Monday, November 30, 2009

Metal bashing in the backstreets

Wandering through Tainan's backstreets and alleyways is always interesting, always rewarding. Recently I came across this friendly gentleman, in his early 70s, who was quite happy for me to take photos as he fixed farmers' tools and custom-made various implements. Blacksmiths are a dying breed in Taiwan - I'd be very surprised to hear of someone under the age of 50 doing this job.

Thursday, November 26, 2009

Butterflies big and small

During recent trips I came across two unusually cooperative butterflies. The first, one of the largest and most magnificent I have ever seen, posed for me during a visit to Fuyuan National Forest Recreation Area (also called the Butterfly Valley Resort) in Hualien. If I've identified it correctly (I'm a butterfly fan but no expert) it's a Small Birdwing. According to the Council of Agriculture's website, the forewing span can be as much as 20cm.I haven't been able to identify the other butterfly. I'm pretty sure it isn't rare; in any case, there were hundreds of similar specimens where I found it, flitting over a freshly-mowed lawn near my home in Tainan. As you can see, it's tiny, each wing being barely 1cm across.

Sunday, November 22, 2009

Zhou Guang-hui's Collection

Zhou Guang-hui (周廣煇), a local Amis chieftain, school teacher and member of Hualien County Council, spent his retirement accumulating farming tools and household utensils, hunting paraphernalia and models of his tribe's traditional thatched huts which he'd made with his own hands. In addition to animal skulls, traps and catapults, there are gowns and a foot-powered rice thresher still in working order. Unfortunately, nothing is labelled in English and since Zhou's death the collection has opened to the public only sporadically. However, if you ask around in the village of Dabalong (太巴塱) near Guangfu, no doubt a friendly local will lead you to it and likely track down whoever is holding the keys.

Perhaps the most precious item inside is the multi-generation family tree that Zhou compiled.

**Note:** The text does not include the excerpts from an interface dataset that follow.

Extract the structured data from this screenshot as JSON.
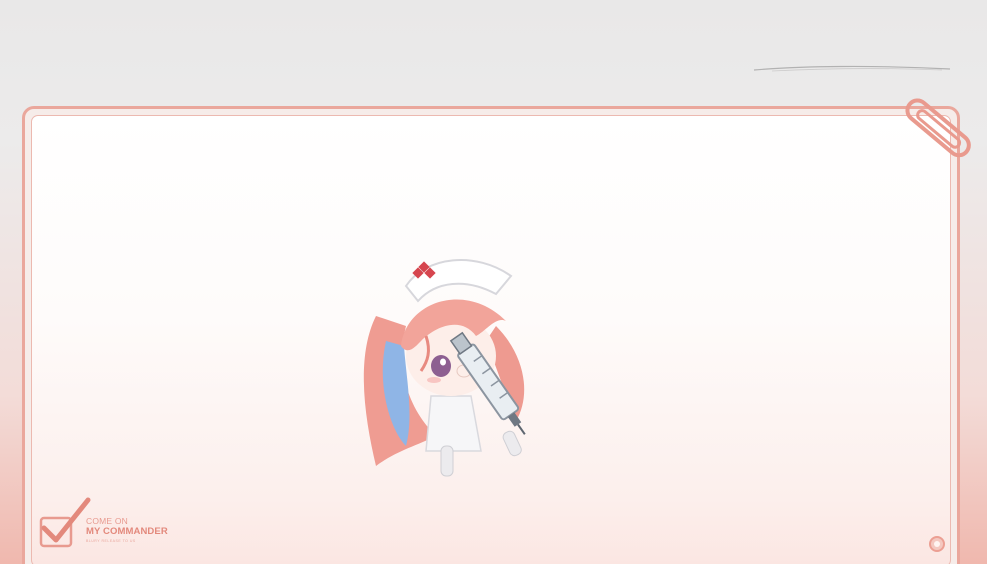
{
  "logo": {
    "line1": "COME ON",
    "line2": "MY COMMANDER",
    "line3": "BLURY RELEASE TO US"
  },
  "icons": {
    "paper_clip": "paper-clip-icon",
    "checkmark": "checkmark-box-icon",
    "corner_button": "circle-button-icon",
    "character": "nurse-chibi-character"
  },
  "colors": {
    "accent": "#eaa79c",
    "logo": "#e48f83",
    "panel": "#ffffff"
  }
}
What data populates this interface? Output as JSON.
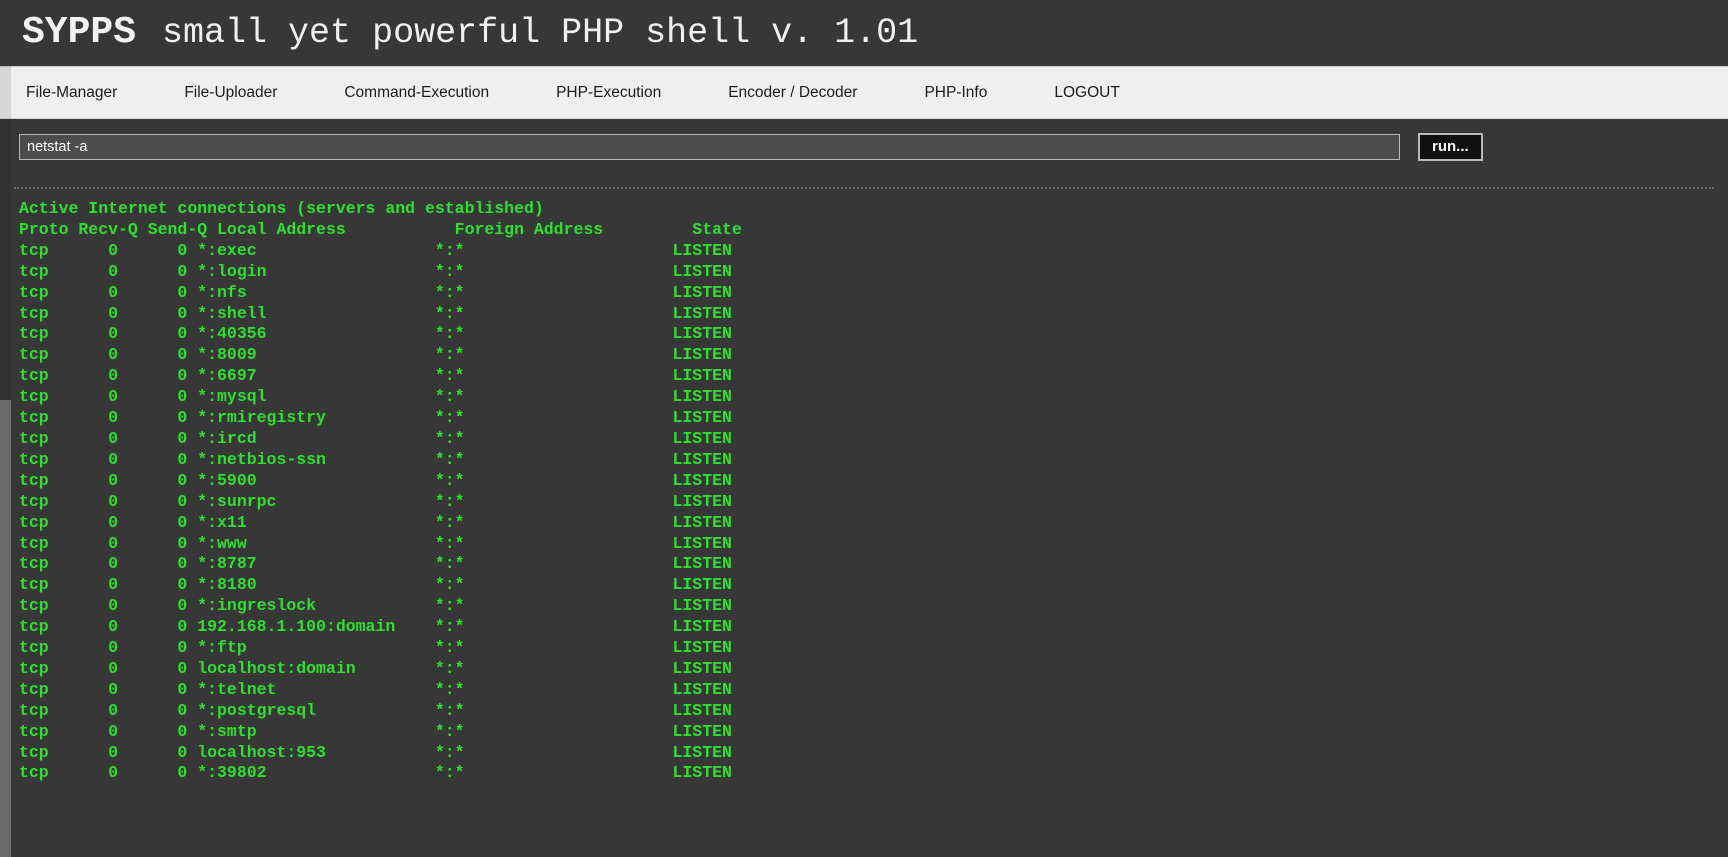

The names of many of Zhou's ancestors are written in romanized script only; the more recent members of his clan are listed with both their Amis and Han names (the latter in Chinese characters). I regret not taking a photo of it...

Monday, November 16, 2009

Homestays / B&Bs

Learn to recognise this emblem: It's the sign given to homestays (also known as bed-and-breakfasts, though not all of them offer breakfast) which satisfy fire safety and other regulations and are thus legal and licensed. Homestays have become very popular in Taiwan in recent years because they offer a different experience to hotels - one that's friendlier, less formal, sometimes quirkier...

In the guidebook I recommend dozens of good homestays.

Sunday, November 15, 2009

Puli's paper church

I've moved the text about what's officially called Puli Paper Dome (埔里紙教堂) to this page.

APRIL 2012 UPDATE: The architect who designed the Paper Dome, Shigeru Ban, has been commissioned to create a cardboard replacement for Christchurch cathedral, which was so badly damaged in a February 2011 earthquake that it will be demolished.

Wednesday, November 11, 2009

Know your fruit: The banana

The humble banana, pound-for-pound one of the cheapest fruits grown and sold in Taiwan. Back in the 1950s and 1960s, up to 80,000ha of land was devoted to growing bananas, and the fruit was one of Taiwan's top three exports. (Refined sugar was consistently no. 1). Most went to Japan, a total of 653,800 tonnes in 1967 alone. Local bananas are excellent and healthy!

This is another of Craig Ferguson's photos.

Tuesday, November 10, 2009

A house made of mud

We spotted this old house, made mostly but not entirely of mud bricks, yesterday. Appropriately, it's just a few kilometres from one of Taiwan's mud volcanoes.

In the past couple of years, mud has made a bit of a comeback as an eco-friendly, sustainable building material, as this article relates.

Sunday, November 1, 2009

Mangroves, birds & crabs

Yesterday we joined a two-hour-long boat tour of Sicao, an area of wetlands, mangrove swamps, creeks and abandoned salt pans that's exceptionally rich in birds and marine life. Sicao will be part of Taiwan's eighth national park, Taijiang National Park.

The tour is a good introduction to the ecology of lagoons that came into existence almost 200 years ago after a strong typhoon reshaped the coastline. and sediment blocked river mouths.

I'm posting details of this on the blog but won't put anything about it in the guidebook because English-language tours are not available; indeed, the guide seemed to prefer speaking Taiwanese to Mandarin.

The Mangroves Protection Association of Tainan City can be contacted at tel: +886 6 284 1709; fax: +886 6 284 0701; e-mail: